September 20-25, 2019
We FINALLY got to do our slow(ish) wander down Skyline Drive. We had attempted this when we first rolled out in the fall of 2013. We had long played with the idea of starting our journey at Front Royal, Virginia and wandering at our own pace down Skyline Drive, onto the Blue Ridge Parkway and eventually coming out way down in Cherokee, North Carolina.
It was a great plan… right up until the government shut down and the gates to Skyline Drive were locked. We had to divert and wander through Shenandoah Valley until we were able to hop onto the top of the Blue Ridge Parkway. So we missed that whole top section. Life rolled on until this year when we were traveling from Maryland to Charleston, SC for our annual Phoenix Cruiser Travel Club Reunion. We had a bit of time and the gates were not locked so the trip was on.
Our first campsite was at Matthews Arm. We planned to hike all the trails around the campground as well as several within a few miles north and south before we moved on down the parkway. We got a bit of a surprise when we checked in – large warning signs about bees. Evidently there were swarms of bees making nests in the ground UNDER the trails. Your steps on the trail were like thunderous knocks on their little bee doors so they would pop out of their holes and swarm you. The volunteer hosts told us they already had one medical evacuation due to excessive stings. Hmmm, no hiking at Mathews Arm for us.
However, swarms of bees did seem to interest the bears. If we had chosen to hike those trails we were warned to watch for large, deep holes in the trail where the bears had found the bees, dug them up, and ate their larvae. Ewww. To each his own. The upside of all this is we got to see several black bears that were in the area, probably due to the bee buffets.
Skyline Drive runs the ridge of the mountains. You curl around the peaks from side to side and up and down the valleys and gaps. Dozens of pull offs allow you to get out, stretch your legs, take a deep breath and immerse yourself into the gorgeous views, smells and sounds of Shenandoah.
Shenandoah Mountains (Skyline Drive at left middle of photo)
There’s even free entertainment to be had. We spent quite some time watching these playful ravens swoop, dive, and chase each other.

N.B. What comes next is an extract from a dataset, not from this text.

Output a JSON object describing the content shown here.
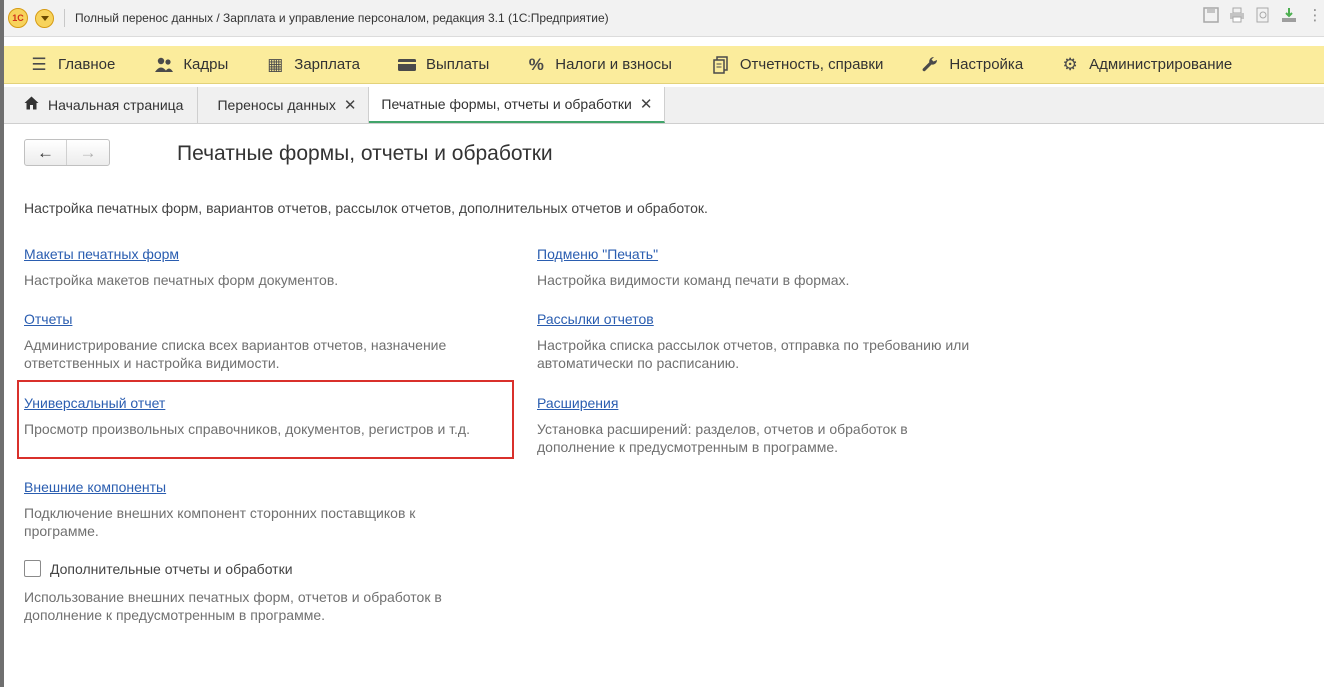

Ravens Cavorting above Shenandoah valley
The Appalachian Mountains are steeped in History. Down the side of the mountain is a cemetery with a plaque telling how the National Park Service took the homes of the mountain people to turn it into a park. Many years ago we hiked to this same cemetery and read that same plaque. The mountain people tell how they were pushed from their beloved mountains and forced to relocate to the valley. The visitor center at Skyland Resort tells this tale and you can read the stories of the mountain people that used to live here. It is a sad tale where the government hired someone to “evaluate” the ability of the people to live in the mountains. It was determined that they were such simple people that they could not survive on their own and should be moved. Two huge items to note: (1) They had been living and surviving in these mountains for generations; (2) The woman that evaluated them was not a trained sociologist and was to be paid by the government ONLY IF they were found to be unable to care for themselves and to forcibly relocate them.
While I feel sad this happened, I couldn’t help but think about the Native Americans that lived in these mountains before them. They are the first people that were pushed from their beloved mountains and forced to live elsewhere… by the mountain people whose descendants were later evicted by the government. The Native American tale seems to be missing from the visitor center.

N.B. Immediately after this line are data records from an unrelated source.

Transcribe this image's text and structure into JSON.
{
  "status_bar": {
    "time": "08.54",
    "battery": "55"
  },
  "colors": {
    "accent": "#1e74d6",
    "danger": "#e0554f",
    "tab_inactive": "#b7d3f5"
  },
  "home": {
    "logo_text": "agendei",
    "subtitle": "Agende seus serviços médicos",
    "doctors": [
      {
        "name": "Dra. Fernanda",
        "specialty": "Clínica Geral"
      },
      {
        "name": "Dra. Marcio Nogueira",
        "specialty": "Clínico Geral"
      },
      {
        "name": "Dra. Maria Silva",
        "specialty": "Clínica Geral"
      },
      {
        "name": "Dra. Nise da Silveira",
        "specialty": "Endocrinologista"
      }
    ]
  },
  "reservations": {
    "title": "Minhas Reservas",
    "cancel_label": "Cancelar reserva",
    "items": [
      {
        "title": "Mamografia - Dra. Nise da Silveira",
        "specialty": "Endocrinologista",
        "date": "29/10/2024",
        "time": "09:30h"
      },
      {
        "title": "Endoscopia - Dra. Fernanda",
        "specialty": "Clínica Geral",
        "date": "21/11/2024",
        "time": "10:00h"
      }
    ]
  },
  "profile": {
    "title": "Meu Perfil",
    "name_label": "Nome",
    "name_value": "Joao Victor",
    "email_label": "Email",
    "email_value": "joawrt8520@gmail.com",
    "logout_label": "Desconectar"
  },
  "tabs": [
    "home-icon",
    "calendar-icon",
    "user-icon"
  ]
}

We hiked to several waterfalls while we were wandering the mountains. It was fall so the flows were low but several were still very beautiful, peaceful and relaxing. It’s wonderful to find a log, sit, relax and stare up into the sun dapples leaves as the creek sings you lullaby and washes your worries away.
As a side, RV Maintenance, type note, our black tank had gotten quick stinky and needed a thorough cleaning. None of the methods we tried seemed to work for us until we drove that road. We used Skyline Drive as our tank washing machine between campgrounds. We would dump and flush our tanks, fill them with water, add Dawn dish detergent and Calgon, dump in a big bag of ice then drive – up and down and round and round and round. There had to be major sloshing back there. When we reached the next site, we’d dump the tanks (ice melted by then) and use them normally until it was time to move and repeat the process. We rolled out of the southern end of the park with a nice clean tank. So if all the above awesomeness isn’t enough to entice you to take a slow drive through the Appalachian Mountains, maybe the thought of clean tanks will get you there.